_What is needed:_
Search the entries below for "Games", and copy each line where it appears.

[[ Records shown open ]]

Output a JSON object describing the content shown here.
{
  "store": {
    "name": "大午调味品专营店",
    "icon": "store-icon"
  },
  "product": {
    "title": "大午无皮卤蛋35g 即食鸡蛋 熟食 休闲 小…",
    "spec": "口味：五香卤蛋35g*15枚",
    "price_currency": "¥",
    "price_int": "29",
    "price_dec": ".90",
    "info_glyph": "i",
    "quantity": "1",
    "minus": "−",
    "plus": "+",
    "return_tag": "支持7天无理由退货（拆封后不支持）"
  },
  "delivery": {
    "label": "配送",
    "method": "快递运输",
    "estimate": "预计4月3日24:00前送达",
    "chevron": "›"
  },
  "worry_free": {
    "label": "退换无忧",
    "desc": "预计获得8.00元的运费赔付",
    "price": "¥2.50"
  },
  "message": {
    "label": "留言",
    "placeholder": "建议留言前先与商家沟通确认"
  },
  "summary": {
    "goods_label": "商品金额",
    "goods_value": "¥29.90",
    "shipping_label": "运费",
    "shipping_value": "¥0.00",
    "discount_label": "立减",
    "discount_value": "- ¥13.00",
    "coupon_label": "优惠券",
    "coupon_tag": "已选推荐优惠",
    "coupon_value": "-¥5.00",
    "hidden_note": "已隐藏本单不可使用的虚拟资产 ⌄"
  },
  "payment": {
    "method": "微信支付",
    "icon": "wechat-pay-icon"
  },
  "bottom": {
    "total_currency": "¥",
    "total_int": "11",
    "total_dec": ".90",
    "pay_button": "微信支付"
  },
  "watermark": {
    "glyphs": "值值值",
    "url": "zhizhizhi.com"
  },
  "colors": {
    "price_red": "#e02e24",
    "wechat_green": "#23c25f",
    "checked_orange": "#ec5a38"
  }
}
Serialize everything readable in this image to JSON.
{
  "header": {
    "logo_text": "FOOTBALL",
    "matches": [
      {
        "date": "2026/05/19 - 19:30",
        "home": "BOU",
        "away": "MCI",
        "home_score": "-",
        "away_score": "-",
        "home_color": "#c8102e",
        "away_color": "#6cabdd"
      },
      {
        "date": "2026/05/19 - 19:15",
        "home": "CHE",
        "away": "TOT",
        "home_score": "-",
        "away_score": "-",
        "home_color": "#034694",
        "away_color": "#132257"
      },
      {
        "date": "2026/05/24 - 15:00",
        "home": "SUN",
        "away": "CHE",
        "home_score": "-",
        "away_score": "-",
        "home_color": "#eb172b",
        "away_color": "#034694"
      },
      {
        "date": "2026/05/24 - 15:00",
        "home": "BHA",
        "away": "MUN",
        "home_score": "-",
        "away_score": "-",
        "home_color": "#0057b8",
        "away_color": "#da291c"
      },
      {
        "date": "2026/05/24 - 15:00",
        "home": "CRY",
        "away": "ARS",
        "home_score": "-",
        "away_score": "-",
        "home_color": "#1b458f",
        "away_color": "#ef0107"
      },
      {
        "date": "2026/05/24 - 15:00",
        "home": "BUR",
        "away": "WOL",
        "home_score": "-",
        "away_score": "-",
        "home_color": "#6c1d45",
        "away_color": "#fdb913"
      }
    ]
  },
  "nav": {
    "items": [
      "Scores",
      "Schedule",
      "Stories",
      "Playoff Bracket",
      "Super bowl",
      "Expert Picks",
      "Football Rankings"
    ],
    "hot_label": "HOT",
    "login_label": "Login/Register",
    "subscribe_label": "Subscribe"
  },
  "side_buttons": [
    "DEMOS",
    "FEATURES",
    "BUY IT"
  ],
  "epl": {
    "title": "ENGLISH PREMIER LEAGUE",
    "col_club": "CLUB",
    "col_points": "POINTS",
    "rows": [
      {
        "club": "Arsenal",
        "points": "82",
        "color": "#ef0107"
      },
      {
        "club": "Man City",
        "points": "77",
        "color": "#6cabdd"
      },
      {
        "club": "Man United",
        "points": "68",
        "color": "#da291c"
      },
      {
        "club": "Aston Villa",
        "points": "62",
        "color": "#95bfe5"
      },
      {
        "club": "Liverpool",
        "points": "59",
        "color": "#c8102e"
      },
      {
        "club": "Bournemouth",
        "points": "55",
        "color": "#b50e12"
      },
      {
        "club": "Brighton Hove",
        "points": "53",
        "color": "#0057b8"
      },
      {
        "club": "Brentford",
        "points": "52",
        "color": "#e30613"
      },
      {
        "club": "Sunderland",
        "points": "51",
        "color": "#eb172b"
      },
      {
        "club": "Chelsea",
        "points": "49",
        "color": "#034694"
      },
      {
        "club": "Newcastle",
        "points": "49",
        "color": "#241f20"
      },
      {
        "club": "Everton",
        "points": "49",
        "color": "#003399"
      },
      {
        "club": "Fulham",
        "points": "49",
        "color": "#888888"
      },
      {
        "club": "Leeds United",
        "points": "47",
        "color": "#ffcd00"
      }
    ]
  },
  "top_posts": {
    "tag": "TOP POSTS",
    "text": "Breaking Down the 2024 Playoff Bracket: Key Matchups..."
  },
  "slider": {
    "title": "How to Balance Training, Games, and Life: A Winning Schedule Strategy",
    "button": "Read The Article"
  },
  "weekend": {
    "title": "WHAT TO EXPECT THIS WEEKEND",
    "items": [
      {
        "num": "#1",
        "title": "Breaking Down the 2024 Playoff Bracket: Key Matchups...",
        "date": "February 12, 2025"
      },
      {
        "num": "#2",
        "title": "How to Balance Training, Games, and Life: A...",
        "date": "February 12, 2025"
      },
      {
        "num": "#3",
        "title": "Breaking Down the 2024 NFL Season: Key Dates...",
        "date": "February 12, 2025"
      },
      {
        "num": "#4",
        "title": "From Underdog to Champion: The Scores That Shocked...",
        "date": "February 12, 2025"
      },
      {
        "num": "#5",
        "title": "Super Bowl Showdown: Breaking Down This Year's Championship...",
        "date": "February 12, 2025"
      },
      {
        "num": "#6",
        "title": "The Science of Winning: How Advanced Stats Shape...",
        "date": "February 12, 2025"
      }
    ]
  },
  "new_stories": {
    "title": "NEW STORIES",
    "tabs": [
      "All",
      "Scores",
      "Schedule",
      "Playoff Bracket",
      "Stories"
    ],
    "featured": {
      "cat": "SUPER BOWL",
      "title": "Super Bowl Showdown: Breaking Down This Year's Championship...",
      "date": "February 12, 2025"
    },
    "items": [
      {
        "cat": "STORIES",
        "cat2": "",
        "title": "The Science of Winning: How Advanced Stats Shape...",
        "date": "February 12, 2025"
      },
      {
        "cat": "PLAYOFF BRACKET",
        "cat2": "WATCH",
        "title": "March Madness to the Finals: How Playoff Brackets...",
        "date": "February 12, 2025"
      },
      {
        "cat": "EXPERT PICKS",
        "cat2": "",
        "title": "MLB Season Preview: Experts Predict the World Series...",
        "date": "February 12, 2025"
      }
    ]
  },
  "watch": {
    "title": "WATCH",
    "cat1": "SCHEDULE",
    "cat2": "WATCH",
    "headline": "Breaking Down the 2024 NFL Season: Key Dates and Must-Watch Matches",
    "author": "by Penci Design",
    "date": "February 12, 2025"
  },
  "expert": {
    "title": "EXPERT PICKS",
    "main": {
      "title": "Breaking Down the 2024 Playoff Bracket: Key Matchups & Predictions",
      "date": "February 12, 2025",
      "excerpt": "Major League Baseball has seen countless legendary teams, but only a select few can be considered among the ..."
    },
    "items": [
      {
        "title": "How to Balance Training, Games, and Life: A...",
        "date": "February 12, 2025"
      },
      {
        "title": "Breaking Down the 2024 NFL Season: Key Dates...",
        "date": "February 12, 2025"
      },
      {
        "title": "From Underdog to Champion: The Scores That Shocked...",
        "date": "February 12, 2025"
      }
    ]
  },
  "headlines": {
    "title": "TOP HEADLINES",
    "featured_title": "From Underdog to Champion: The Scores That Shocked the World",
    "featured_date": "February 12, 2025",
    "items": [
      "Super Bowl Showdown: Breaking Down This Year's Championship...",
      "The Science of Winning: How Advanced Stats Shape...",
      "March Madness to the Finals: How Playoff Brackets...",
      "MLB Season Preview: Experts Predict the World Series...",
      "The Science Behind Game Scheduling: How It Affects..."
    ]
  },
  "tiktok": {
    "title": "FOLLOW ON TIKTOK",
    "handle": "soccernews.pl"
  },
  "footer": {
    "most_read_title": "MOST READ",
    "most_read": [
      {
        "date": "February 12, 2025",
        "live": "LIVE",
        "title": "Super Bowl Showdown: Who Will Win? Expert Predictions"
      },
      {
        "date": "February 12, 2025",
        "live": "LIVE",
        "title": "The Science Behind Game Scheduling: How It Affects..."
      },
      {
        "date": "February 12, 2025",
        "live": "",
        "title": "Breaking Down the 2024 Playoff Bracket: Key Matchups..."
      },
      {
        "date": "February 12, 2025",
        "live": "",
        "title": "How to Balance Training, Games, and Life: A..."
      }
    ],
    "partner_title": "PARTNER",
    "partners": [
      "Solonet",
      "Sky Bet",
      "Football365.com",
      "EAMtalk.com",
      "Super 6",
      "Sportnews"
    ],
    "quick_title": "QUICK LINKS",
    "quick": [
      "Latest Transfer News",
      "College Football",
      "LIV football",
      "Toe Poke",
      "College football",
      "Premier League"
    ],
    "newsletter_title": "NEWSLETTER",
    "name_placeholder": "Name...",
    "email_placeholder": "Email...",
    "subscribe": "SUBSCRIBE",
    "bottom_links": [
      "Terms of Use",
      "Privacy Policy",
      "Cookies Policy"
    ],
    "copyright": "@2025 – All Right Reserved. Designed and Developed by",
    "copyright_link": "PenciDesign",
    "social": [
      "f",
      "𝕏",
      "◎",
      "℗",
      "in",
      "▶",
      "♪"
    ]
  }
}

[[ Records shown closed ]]

_Reply to the exercise:_
    "title": "How to Balance Training, Games, and Life: A Winning Schedule Strategy",
        "title": "How to Balance Training, Games, and Life: A...",
        "title": "How to Balance Training, Games, and Life: A...",
        "title": "How to Balance Training, Games, and Life: A..."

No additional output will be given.